Grand Central Publishing, $7.99, ISBN 978-0-446-57274-3
Historical Romance, 2012
Philip Carlow. the Earl of Arlington, is a widower who generally acts responsibly and follows politics more than the latest happenings in the Ton. Sure, he’s had a few discreet affairs over the years, but he’s not known for being a party animal. His daughter Olivia’s new-found beau Roland is a different story, as that twit got so drunk one evening that he woke up to realize that he’d wagered with his League of Second Sons buddies that he’d be the first to get a close look at Livy’s naughty bits.
Livy discovers the bet, but instead of getting mad, she decides to get down to business. You see, her marriage was dissolved when it was discovered that her husband was already married, and her reputation went the way of her marriage. She’s back in town because her father wants to launch her back into Society, but she knows very well that she’s not going to be let back into Society’s good graces that easily. In fact, she’d rather try her hand at living life on her terms for once, but she’d have to find a way to get her father to realize that she’s never going to be welcomed back into Society despite the Earl’s social prestige.

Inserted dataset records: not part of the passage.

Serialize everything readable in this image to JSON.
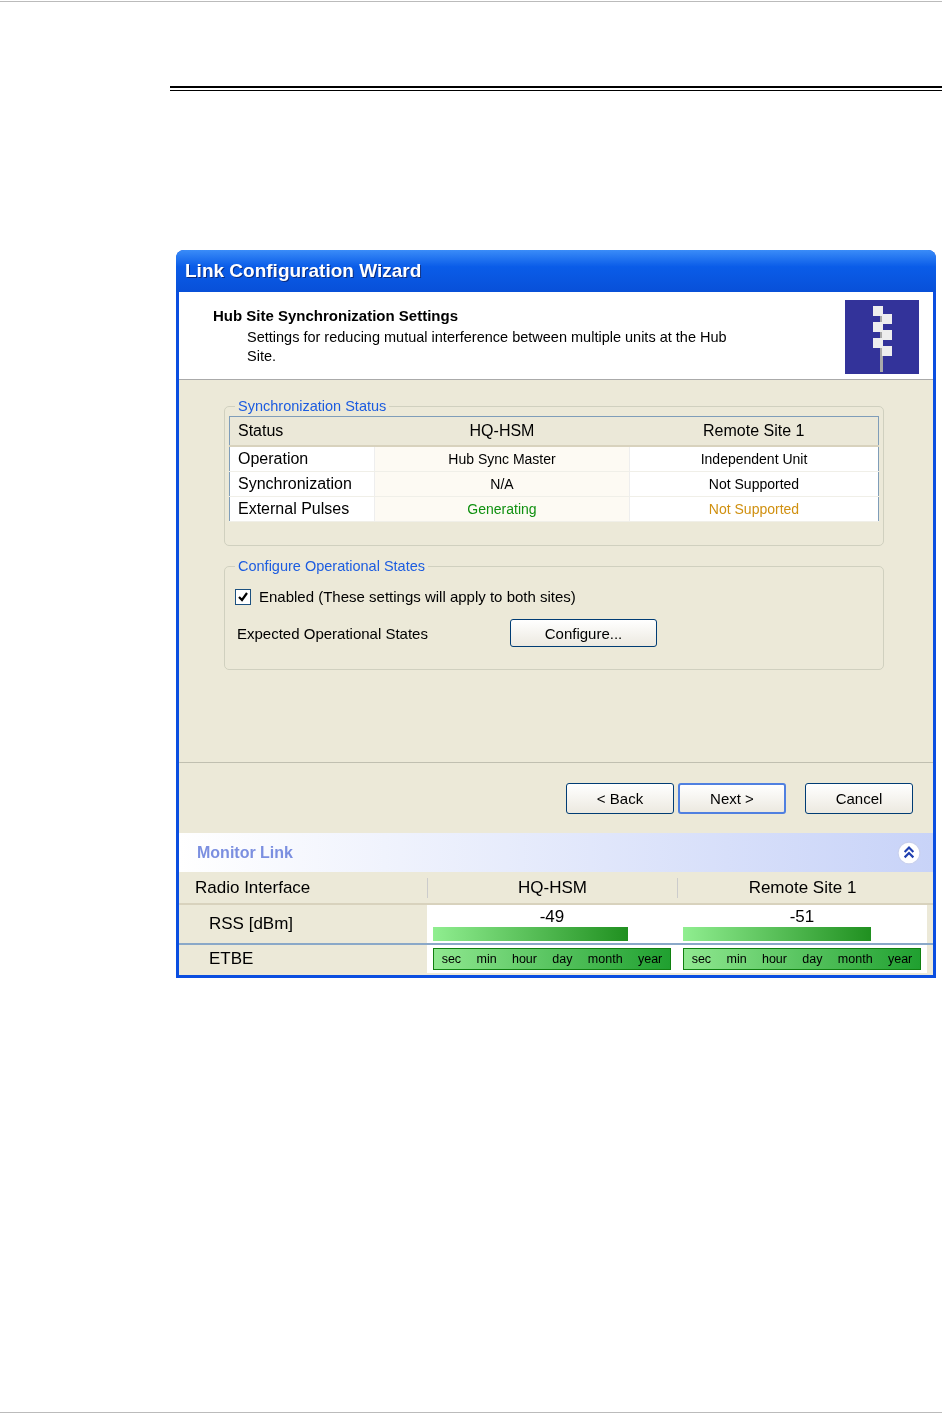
{
  "window": {
    "title": "Link Configuration Wizard"
  },
  "header": {
    "title": "Hub Site Synchronization Settings",
    "description": "Settings for reducing mutual interference between multiple units at the Hub Site."
  },
  "sync_status": {
    "legend": "Synchronization Status",
    "columns": [
      "Status",
      "HQ-HSM",
      "Remote Site 1"
    ],
    "rows": [
      {
        "cells": [
          {
            "text": "Operation",
            "color": "#000000"
          },
          {
            "text": "Hub Sync Master",
            "color": "#000000"
          },
          {
            "text": "Independent Unit",
            "color": "#000000"
          }
        ]
      },
      {
        "cells": [
          {
            "text": "Synchronization",
            "color": "#000000"
          },
          {
            "text": "N/A",
            "color": "#000000"
          },
          {
            "text": "Not Supported",
            "color": "#000000"
          }
        ]
      },
      {
        "cells": [
          {
            "text": "External Pulses",
            "color": "#000000"
          },
          {
            "text": "Generating",
            "color": "#109010"
          },
          {
            "text": "Not Supported",
            "color": "#d09010"
          }
        ]
      }
    ]
  },
  "operational_states": {
    "legend": "Configure Operational States",
    "checkbox": {
      "label": "Enabled (These settings will apply to both sites)",
      "checked": true
    },
    "expected_label": "Expected Operational States",
    "button": "Configure..."
  },
  "buttons": [
    {
      "label": "< Back",
      "default": false
    },
    {
      "label": "Next >",
      "default": true
    },
    {
      "label": "Cancel",
      "default": false
    }
  ],
  "monitor": {
    "title": "Monitor Link",
    "columns": [
      "Radio Interface",
      "HQ-HSM",
      "Remote Site 1"
    ],
    "rss": {
      "label": "RSS [dBm]",
      "values": [
        {
          "text": "-49",
          "level": 0.82
        },
        {
          "text": "-51",
          "level": 0.79
        }
      ]
    },
    "etbe": {
      "label": "ETBE",
      "scales": [
        [
          "sec",
          "min",
          "hour",
          "day",
          "month",
          "year"
        ],
        [
          "sec",
          "min",
          "hour",
          "day",
          "month",
          "year"
        ]
      ]
    }
  }
}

So, she would have Roland pose as her beau for the season. He can’t refuse, because he knows that she has evidence of the bet and he doesn’t want anyone else to know. That way, Roland would act as a shield to drive off all the horny losers that treat her like fair game for their base instincts and cruel sport (like Roland himself?). When the time is right, Roland can dissolve the engagement, completing Livy’s social ruination, and she’d be off to discover what is over the horizon, or something like that.
Philip doesn’t know the full extent of his daughter’s plot, but he’s skeptical of this romance she supposedly has with Roland. Still, he’d give his blessings, as he still feels guilt for shoving Livy into marriage with that man who turned out to be a bigamist. On the bright side, he bumps into Roland’s sister, Margo, who comes back to London after the death of her husband. Margo is the neighborhood honeypot – she happily takes lovers even when her husband was alive (she and her husband weren’t exactly what you would call a loving couple), and she likes what she sees in Philip. Can these two polar opposites ever find a middle ground outside the bedroom to have some kind of happily ever after?
Sounds interesting, right? Unfortunately, the main couple of Ripe for Seduction is Livy and Roland. Philip and Margo make up the secondary couple, and while their relationship plays a pivotal role in advancing the plot involving a mercenary relative, they aren’t the main focus of the story. And this is unfortunate, because Margo and Philip are the more interesting pairing. They are not cookie-cutter characters, and they approach sex and love with a refreshing type of perspective rarely found in romance heroes and especially romance heroines.
Livy and Roland are more cookie-cutter types. They aren’t too bad on their own, as they are fleshed out enough to be characters in their own right. It’s just that they are overshadowed by Margo and Philip. A big reason for this is that, when it comes to their story, this book becomes too easy to put down. One reason for this is because of those League of Second Sons people. Ripe for Seduction is only the third book in the series, but it feels like the seventy-ninth hundred book in Stephenie Laurens’s He-Man and the Cynsters of the Universe series as there are way too many guys here that scream “Buy my book!” That won’t be so bad if these guys weren’t, because they are going to be romance heroes themselves, super capable, loyal, and all around amazing. In fact, there are times when I could swear that the League of Second Sons must be made up of people who were rejected membership in the Bastion Club…
Anyway, because of all these amazing men rallying around our hero, Roland has a very obvious support system. When Roland pursues Livy, this support system also includes her. Consequently, there is no suspense in this story – it’s impossible that Livy will find love somewhere else (all those other guys have already signed up for their own books, or so it feels), just as there is very little doubt that these two would overcome the odds against them. The support system feels too strong, too obvious, for these two to fail. Roland and Livy are stuck in a boring story where Roland ends up doing something silly as a way to create some much-needed conflict between him and Livy. Even then, the conflict isn’t anything major, so at the end of the day, their relationship feels so dull compared to that of Philip and Margo.
Ripe for Seduction, therefore, is an odd book in that, while some books suffer from a sagging middle, this one suffers from a sagging front and back. The middle parts are the best bits, because those parts have Philip and Margo being given ample screen time to steal the show completely from Livy and Roland. It would’ve been great if the author had given these two a full story and relegated Livy and Roland to a novella.